After paying the rental company at its offices in cash, he then went to a store and purchased the cleaning equipment.

The neighbour who spotted the dripping blood had previously heard an argument coming from their flat in which Mr Spiller said: "Do you expect me to keep subsidising you for the rest of my life?"

When he went to investigate the liquid, Robinson answered the door and was described as "very calm, just normal, very collected, there was nothing to say he had just had a fight with his dad".

Mr Lickley said Robinson's actions meant that his father's body was not found until a month later, on June 17, after his father's partner, Glenys Molyneaux, reported him missing to police after he stopped replying to text messages.

She had believed he was visiting a friend in the West Midlands, Simon Green, who was seriously ill and who has since died.

Mr Lickley said: "Dorset Police attended the flat. They noted strong smells and flies, alive and dead, in the hallway leading up to the property.

"They entered and they found Mr Spiller within the bedroom area. His body had been dismembered - that is, cut up, deliberately and carefully - and placed in plastic storage boxes together with items of clothing.

"Mr Spiller's head had been removed, cut off, and was found within another box within a filing cabinet in the bedroom.

"In one of the boxes was a Stanley knife with a relatively small but sharp blade, a saw and a small hacksaw - the tools, the Crown say, which were used to kill and cut up the body of Mr Spiller."

The jury, made up of five women and seven men, was shown photographs of the flat including plastic boxes containing body parts which were stacked with a television placed on top.

They were also shown the "grisly" filing cabinet with the box containing Mr Spiller's head inside.

Mr Lickley said Robinson took at least £7,750 in cash belonging to his father and the day after the killing, May 17, went to visit friends in Glasgow where he spent up to £300 "drinking, eating and socialising", all the time sending text messages purporting to come from Mr Spiller.

Mr Lickley said it was believed that Robinson may have stayed in the flat after returning from Scotland.

He then used more money stolen from his father to pay for a weekend with his mother, who was separated from Mr Spiller, to stay at a hotel in Bristol for a vegan weekend.

Mr Lickley said Robinson had been in debt to his father and a note written two years earlier was found showing a loan of £36,000.

He said Mr Spiller had lent his son money to go on holiday to Thailand at the same time as he needed to pay for insurance on his taxi, which led to him being in court for failing to take out the mandatory cover.

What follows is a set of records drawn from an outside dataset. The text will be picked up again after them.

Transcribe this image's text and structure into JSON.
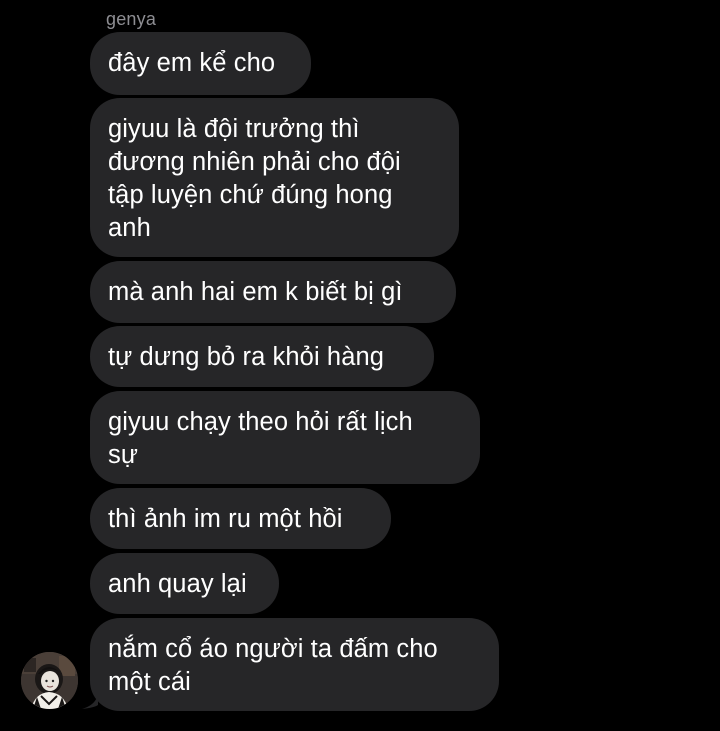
{
  "conversation": {
    "sender_name": "genya",
    "bubble_color": "#262628",
    "background_color": "#000000",
    "avatar_icon": "user-avatar-icon",
    "messages": [
      {
        "lines": [
          "đây em kể cho"
        ]
      },
      {
        "lines": [
          "giyuu là đội trưởng thì",
          "đương nhiên phải cho đội",
          "tập luyện chứ đúng hong",
          "anh"
        ]
      },
      {
        "lines": [
          "mà anh hai em k biết bị gì"
        ]
      },
      {
        "lines": [
          "tự dưng bỏ ra khỏi hàng"
        ]
      },
      {
        "lines": [
          "giyuu chạy theo hỏi rất lịch",
          "sự"
        ]
      },
      {
        "lines": [
          "thì ảnh im ru một hồi"
        ]
      },
      {
        "lines": [
          "anh quay lại"
        ]
      },
      {
        "lines": [
          "nắm cổ áo người ta đấm cho",
          "một cái"
        ]
      }
    ]
  }
}
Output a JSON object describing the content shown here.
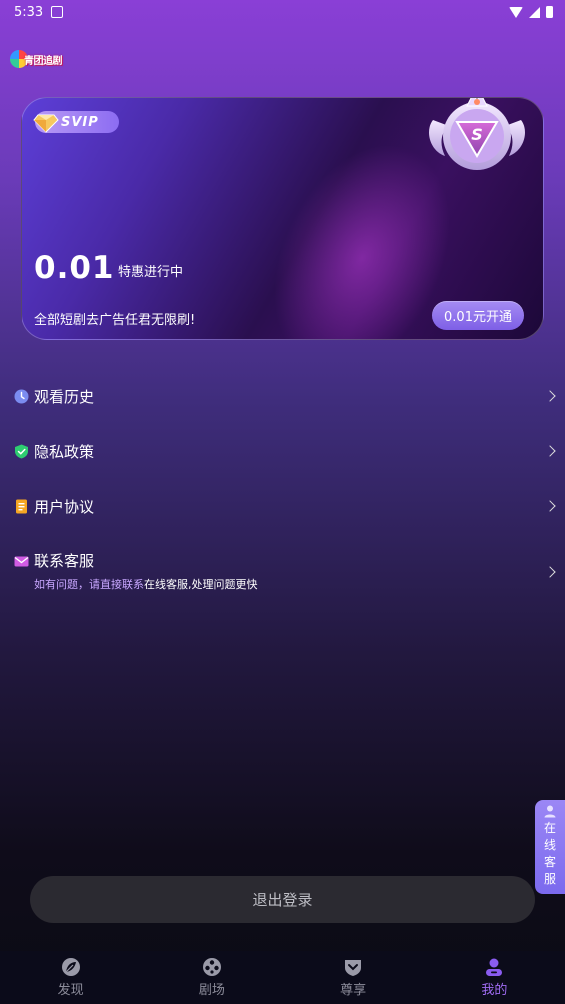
{
  "status_bar": {
    "time": "5:33"
  },
  "logo": {
    "text": "青团追剧"
  },
  "vip_card": {
    "badge": "SVIP",
    "price": "0.01",
    "promo": "特惠进行中",
    "description": "全部短剧去广告任君无限刷!",
    "open_button": "0.01元开通"
  },
  "menu": {
    "items": [
      {
        "label": "观看历史",
        "icon": "clock-icon"
      },
      {
        "label": "隐私政策",
        "icon": "shield-check-icon"
      },
      {
        "label": "用户协议",
        "icon": "document-icon"
      },
      {
        "label": "联系客服",
        "icon": "mail-icon"
      }
    ],
    "contact_sub_prefix": "如有问题，请直接联系",
    "contact_sub_suffix": "在线客服,处理问题更快"
  },
  "float_service": {
    "chars": [
      "在",
      "线",
      "客",
      "服"
    ]
  },
  "logout": {
    "label": "退出登录"
  },
  "nav": {
    "items": [
      {
        "label": "发现",
        "icon": "leaf-icon"
      },
      {
        "label": "剧场",
        "icon": "film-reel-icon"
      },
      {
        "label": "尊享",
        "icon": "heart-badge-icon"
      },
      {
        "label": "我的",
        "icon": "person-icon"
      }
    ],
    "active_index": 3
  },
  "colors": {
    "accent": "#a06cf2",
    "card_button": "#7e5fe6"
  }
}
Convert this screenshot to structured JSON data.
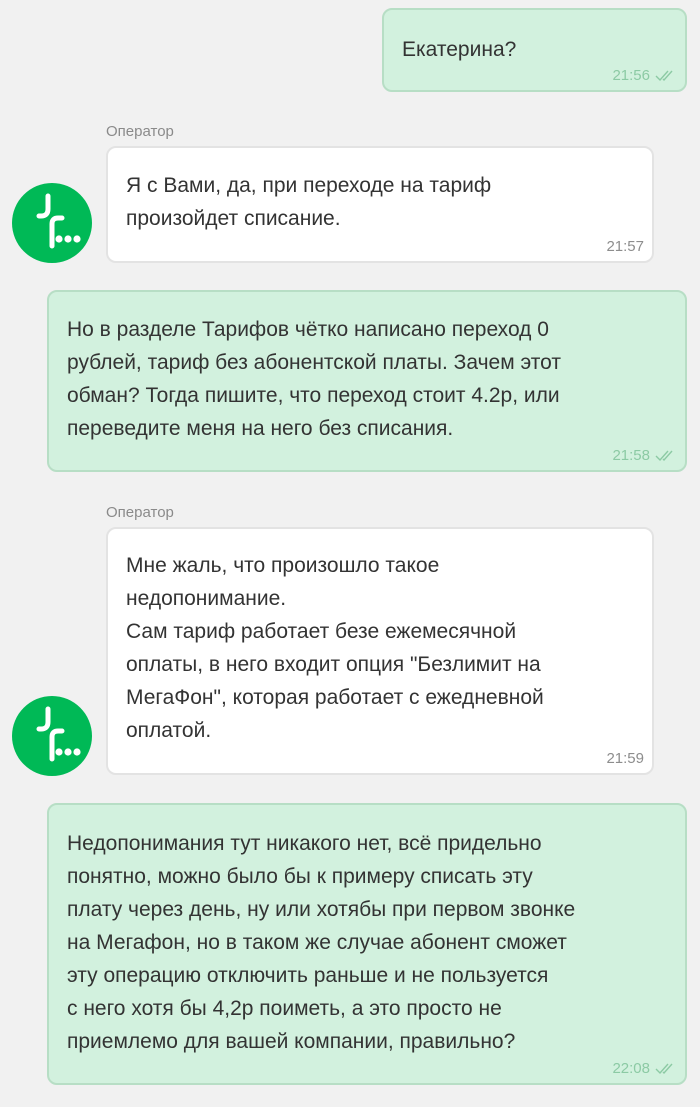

He added that Ms Molyneaux described Robinson "as someone who could get round his father easily" and who had behaved "inappropriately" towards her.

When he was later arrested at his mother's home in Birmingham, Robinson asked police: "Is this a joke?"

Mr Lickley said Robinson admitted killing his father and dismembering his body but denied his murder.

He told the jury: "There is no issue between the prosecution and defence that, first, the defendant did kill his father; second, cut up his body into parts and placed them piece by piece into plastic storage boxes; or, third, he took the sums of money.

"The issue for you to resolve centres on was the defendant's responsibility at the time of the killing diminished by virtue of an abnormality of mental function so as to reduce the crime from murder to manslaughter?"

He said that psychologists being called as expert witnesses by the prosecution and the defence disagreed as to the defendant's mental health.

The trial, which is expected to last three weeks, was adjourned until tomorrow.